[[ DATA TO PROCESS open ]]
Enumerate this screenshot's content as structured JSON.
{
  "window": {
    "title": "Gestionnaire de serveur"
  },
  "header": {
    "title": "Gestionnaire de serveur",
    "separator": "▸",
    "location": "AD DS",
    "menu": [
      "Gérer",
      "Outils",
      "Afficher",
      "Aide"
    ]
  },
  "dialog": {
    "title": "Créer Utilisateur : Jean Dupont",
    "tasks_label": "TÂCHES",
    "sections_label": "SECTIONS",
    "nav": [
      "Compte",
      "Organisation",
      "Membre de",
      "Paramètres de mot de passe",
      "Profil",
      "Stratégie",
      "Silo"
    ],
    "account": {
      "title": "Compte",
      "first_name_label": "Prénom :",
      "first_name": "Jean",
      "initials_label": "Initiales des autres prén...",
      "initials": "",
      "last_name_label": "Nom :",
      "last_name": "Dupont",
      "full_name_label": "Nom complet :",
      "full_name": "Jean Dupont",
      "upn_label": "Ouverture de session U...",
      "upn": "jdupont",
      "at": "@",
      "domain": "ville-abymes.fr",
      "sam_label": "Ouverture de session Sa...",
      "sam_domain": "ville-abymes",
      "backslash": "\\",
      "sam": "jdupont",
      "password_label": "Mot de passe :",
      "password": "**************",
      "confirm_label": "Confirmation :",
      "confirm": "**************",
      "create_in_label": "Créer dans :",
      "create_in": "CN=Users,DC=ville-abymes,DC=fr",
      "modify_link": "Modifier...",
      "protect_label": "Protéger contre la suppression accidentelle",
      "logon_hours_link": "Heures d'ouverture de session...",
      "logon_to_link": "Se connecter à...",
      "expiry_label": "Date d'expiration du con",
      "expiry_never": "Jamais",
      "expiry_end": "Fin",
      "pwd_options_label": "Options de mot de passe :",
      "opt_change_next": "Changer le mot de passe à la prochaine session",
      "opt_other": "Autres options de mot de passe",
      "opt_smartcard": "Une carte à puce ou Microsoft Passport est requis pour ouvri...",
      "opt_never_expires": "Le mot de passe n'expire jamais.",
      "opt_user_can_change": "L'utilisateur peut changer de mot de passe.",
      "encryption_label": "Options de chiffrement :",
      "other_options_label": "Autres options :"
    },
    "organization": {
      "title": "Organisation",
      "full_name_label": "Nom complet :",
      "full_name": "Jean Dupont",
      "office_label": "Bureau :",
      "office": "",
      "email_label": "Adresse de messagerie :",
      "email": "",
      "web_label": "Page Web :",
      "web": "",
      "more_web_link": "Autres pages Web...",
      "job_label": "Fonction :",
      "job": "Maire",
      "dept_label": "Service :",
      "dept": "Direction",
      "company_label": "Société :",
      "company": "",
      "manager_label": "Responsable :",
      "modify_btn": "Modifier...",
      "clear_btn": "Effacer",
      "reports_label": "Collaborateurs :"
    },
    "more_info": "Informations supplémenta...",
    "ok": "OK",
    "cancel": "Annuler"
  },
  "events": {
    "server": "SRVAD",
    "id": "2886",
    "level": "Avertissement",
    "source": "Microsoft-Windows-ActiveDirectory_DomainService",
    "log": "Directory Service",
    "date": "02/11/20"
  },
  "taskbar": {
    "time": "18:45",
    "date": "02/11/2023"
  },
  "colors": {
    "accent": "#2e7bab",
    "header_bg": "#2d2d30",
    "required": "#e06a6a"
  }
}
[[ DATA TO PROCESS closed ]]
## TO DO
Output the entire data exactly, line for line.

## TASK RESPONSE
Enumerate this screenshot's content as structured JSON.
{
  "window": {
    "title": "Gestionnaire de serveur"
  },
  "header": {
    "title": "Gestionnaire de serveur",
    "separator": "▸",
    "location": "AD DS",
    "menu": [
      "Gérer",
      "Outils",
      "Afficher",
      "Aide"
    ]
  },
  "dialog": {
    "title": "Créer Utilisateur : Jean Dupont",
    "tasks_label": "TÂCHES",
    "sections_label": "SECTIONS",
    "nav": [
      "Compte",
      "Organisation",
      "Membre de",
      "Paramètres de mot de passe",
      "Profil",
      "Stratégie",
      "Silo"
    ],
    "account": {
      "title": "Compte",
      "first_name_label": "Prénom :",
      "first_name": "Jean",
      "initials_label": "Initiales des autres prén...",
      "initials": "",
      "last_name_label": "Nom :",
      "last_name": "Dupont",
      "full_name_label": "Nom complet :",
      "full_name": "Jean Dupont",
      "upn_label": "Ouverture de session U...",
      "upn": "jdupont",
      "at": "@",
      "domain": "ville-abymes.fr",
      "sam_label": "Ouverture de session Sa...",
      "sam_domain": "ville-abymes",
      "backslash": "\\",
      "sam": "jdupont",
      "password_label": "Mot de passe :",
      "password": "**************",
      "confirm_label": "Confirmation :",
      "confirm": "**************",
      "create_in_label": "Créer dans :",
      "create_in": "CN=Users,DC=ville-abymes,DC=fr",
      "modify_link": "Modifier...",
      "protect_label": "Protéger contre la suppression accidentelle",
      "logon_hours_link": "Heures d'ouverture de session...",
      "logon_to_link": "Se connecter à...",
      "expiry_label": "Date d'expiration du con",
      "expiry_never": "Jamais",
      "expiry_end": "Fin",
      "pwd_options_label": "Options de mot de passe :",
      "opt_change_next": "Changer le mot de passe à la prochaine session",
      "opt_other": "Autres options de mot de passe",
      "opt_smartcard": "Une carte à puce ou Microsoft Passport est requis pour ouvri...",
      "opt_never_expires": "Le mot de passe n'expire jamais.",
      "opt_user_can_change": "L'utilisateur peut changer de mot de passe.",
      "encryption_label": "Options de chiffrement :",
      "other_options_label": "Autres options :"
    },
    "organization": {
      "title": "Organisation",
      "full_name_label": "Nom complet :",
      "full_name": "Jean Dupont",
      "office_label": "Bureau :",
      "office": "",
      "email_label": "Adresse de messagerie :",
      "email": "",
      "web_label": "Page Web :",
      "web": "",
      "more_web_link": "Autres pages Web...",
      "job_label": "Fonction :",
      "job": "Maire",
      "dept_label": "Service :",
      "dept": "Direction",
      "company_label": "Société :",
      "company": "",
      "manager_label": "Responsable :",
      "modify_btn": "Modifier...",
      "clear_btn": "Effacer",
      "reports_label": "Collaborateurs :"
    },
    "more_info": "Informations supplémenta...",
    "ok": "OK",
    "cancel": "Annuler"
  },
  "events": {
    "server": "SRVAD",
    "id": "2886",
    "level": "Avertissement",
    "source": "Microsoft-Windows-ActiveDirectory_DomainService",
    "log": "Directory Service",
    "date": "02/11/20"
  },
  "taskbar": {
    "time": "18:45",
    "date": "02/11/2023"
  },
  "colors": {
    "accent": "#2e7bab",
    "header_bg": "#2d2d30",
    "required": "#e06a6a"
  }
}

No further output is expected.